[ASSIGNMENT]
Go through the lines below. Copy those with "Нравится".

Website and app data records
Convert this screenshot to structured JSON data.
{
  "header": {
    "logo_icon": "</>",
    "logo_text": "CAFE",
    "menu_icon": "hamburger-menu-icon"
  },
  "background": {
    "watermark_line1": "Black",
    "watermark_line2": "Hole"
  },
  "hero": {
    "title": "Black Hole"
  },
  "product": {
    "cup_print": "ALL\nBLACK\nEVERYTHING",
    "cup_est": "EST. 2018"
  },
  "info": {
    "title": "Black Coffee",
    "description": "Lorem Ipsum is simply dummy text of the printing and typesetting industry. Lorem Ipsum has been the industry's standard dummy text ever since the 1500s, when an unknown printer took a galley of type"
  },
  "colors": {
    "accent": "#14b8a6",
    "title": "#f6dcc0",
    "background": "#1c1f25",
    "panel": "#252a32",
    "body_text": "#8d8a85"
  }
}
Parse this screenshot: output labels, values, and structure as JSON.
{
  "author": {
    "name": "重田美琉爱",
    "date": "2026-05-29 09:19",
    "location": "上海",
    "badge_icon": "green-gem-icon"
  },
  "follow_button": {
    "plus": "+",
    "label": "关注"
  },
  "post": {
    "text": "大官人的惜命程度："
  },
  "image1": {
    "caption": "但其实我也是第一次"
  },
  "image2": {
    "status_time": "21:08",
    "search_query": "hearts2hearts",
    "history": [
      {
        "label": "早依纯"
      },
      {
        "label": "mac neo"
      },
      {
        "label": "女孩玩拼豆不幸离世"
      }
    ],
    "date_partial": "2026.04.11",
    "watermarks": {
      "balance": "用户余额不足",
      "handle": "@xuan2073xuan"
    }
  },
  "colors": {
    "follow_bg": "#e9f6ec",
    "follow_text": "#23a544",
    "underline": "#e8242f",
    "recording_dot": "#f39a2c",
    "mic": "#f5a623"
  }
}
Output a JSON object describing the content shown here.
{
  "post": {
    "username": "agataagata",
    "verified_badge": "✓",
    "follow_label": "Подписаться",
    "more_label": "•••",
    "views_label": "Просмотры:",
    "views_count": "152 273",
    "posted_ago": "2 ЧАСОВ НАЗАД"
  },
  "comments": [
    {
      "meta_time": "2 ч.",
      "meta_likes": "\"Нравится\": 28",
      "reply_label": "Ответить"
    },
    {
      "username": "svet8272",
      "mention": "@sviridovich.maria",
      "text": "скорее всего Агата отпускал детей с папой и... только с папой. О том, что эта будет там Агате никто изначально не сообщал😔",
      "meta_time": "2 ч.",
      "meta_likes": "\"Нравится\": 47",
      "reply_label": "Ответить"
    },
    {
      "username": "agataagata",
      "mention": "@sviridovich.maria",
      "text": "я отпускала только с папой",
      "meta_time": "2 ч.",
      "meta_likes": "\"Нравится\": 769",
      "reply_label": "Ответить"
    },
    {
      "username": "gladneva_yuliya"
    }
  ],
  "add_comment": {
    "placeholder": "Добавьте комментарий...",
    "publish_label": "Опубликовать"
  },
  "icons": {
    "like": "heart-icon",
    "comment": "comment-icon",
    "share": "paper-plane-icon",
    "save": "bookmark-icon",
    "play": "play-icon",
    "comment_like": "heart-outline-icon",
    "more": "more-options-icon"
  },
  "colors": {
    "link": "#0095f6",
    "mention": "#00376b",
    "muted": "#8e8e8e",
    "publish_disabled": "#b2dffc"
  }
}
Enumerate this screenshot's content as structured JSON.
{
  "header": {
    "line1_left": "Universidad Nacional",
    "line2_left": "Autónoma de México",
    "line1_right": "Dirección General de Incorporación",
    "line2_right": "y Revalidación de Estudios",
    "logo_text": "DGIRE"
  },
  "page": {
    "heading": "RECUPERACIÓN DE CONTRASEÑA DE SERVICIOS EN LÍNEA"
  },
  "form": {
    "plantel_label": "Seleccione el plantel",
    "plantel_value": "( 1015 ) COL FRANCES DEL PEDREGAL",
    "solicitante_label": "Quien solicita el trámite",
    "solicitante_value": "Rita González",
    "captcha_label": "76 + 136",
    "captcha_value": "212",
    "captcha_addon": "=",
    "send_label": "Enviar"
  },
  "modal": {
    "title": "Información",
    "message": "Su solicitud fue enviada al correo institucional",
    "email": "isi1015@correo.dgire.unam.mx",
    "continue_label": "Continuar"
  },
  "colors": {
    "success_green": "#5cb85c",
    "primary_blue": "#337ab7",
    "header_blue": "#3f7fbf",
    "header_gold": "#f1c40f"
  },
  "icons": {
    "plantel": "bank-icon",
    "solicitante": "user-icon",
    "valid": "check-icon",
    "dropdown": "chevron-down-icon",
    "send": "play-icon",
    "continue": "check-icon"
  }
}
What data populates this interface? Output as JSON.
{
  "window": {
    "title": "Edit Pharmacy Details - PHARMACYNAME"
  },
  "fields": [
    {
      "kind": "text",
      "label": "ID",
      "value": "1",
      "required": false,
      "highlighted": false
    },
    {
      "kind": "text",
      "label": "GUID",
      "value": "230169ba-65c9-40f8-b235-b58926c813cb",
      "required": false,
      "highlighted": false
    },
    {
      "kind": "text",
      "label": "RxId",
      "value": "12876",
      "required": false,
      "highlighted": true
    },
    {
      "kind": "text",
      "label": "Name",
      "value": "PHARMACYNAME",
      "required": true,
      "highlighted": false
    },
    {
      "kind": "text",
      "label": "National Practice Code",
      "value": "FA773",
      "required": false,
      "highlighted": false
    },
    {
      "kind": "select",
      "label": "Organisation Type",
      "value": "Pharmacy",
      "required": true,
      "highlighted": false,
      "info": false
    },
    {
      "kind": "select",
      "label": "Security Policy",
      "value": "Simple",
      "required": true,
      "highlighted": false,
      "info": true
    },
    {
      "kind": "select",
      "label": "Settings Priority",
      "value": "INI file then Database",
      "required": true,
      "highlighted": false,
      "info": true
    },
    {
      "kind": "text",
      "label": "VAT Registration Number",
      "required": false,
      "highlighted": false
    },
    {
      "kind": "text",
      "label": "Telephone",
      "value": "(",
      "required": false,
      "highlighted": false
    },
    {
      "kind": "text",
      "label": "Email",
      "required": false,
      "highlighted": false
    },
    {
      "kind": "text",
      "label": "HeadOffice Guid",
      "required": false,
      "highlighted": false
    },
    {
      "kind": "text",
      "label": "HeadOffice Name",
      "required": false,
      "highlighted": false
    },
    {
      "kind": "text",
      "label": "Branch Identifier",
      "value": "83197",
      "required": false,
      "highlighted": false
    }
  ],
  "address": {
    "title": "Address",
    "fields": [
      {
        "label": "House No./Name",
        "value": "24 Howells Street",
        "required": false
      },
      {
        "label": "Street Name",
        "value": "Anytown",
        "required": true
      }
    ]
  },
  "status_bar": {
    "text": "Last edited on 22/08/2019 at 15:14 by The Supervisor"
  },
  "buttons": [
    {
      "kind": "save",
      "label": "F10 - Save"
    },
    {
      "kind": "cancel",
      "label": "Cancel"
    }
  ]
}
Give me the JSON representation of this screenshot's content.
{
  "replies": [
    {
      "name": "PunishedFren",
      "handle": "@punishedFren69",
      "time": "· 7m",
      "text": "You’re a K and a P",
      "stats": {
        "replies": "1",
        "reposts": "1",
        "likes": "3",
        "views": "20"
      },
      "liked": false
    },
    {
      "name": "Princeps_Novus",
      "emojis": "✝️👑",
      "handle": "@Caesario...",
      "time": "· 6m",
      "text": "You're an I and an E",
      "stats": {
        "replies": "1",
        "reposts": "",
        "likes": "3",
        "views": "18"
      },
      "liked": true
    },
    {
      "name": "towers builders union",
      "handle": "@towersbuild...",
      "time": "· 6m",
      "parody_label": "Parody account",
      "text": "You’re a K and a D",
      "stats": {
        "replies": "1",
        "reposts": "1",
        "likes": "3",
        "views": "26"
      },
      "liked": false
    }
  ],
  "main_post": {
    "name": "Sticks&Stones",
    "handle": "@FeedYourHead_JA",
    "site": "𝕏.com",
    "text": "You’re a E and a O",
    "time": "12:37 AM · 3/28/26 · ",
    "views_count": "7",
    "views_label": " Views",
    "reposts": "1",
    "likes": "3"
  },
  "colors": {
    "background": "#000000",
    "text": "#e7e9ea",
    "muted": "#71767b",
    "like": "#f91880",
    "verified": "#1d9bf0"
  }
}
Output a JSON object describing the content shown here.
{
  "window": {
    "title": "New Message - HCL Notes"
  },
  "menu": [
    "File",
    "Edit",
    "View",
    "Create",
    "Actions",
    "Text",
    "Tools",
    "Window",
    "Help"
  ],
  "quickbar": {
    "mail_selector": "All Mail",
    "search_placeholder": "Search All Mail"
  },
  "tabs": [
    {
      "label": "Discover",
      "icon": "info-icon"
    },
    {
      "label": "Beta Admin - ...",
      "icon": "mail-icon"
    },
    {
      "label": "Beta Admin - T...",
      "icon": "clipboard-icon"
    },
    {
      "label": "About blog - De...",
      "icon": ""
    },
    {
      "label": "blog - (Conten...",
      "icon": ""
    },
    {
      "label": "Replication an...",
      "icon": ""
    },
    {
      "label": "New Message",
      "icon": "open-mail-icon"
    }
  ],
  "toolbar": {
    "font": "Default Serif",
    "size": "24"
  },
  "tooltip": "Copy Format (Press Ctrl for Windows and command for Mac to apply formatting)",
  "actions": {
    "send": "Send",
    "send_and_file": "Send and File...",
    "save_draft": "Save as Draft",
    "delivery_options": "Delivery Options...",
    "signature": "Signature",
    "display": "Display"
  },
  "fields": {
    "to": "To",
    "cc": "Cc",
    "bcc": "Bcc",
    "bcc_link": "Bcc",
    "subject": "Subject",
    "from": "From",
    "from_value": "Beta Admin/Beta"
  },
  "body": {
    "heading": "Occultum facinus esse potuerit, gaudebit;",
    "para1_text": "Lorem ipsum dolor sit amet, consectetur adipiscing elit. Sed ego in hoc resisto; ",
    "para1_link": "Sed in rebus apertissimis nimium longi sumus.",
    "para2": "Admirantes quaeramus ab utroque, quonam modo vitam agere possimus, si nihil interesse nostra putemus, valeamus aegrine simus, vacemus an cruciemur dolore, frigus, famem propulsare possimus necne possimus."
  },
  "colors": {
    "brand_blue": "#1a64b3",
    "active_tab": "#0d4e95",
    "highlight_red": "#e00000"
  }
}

[ANSWER FOR THIS EXERCISE]
      "meta_likes": "\"Нравится\": 28",
      "meta_likes": "\"Нравится\": 47",
      "meta_likes": "\"Нравится\": 769",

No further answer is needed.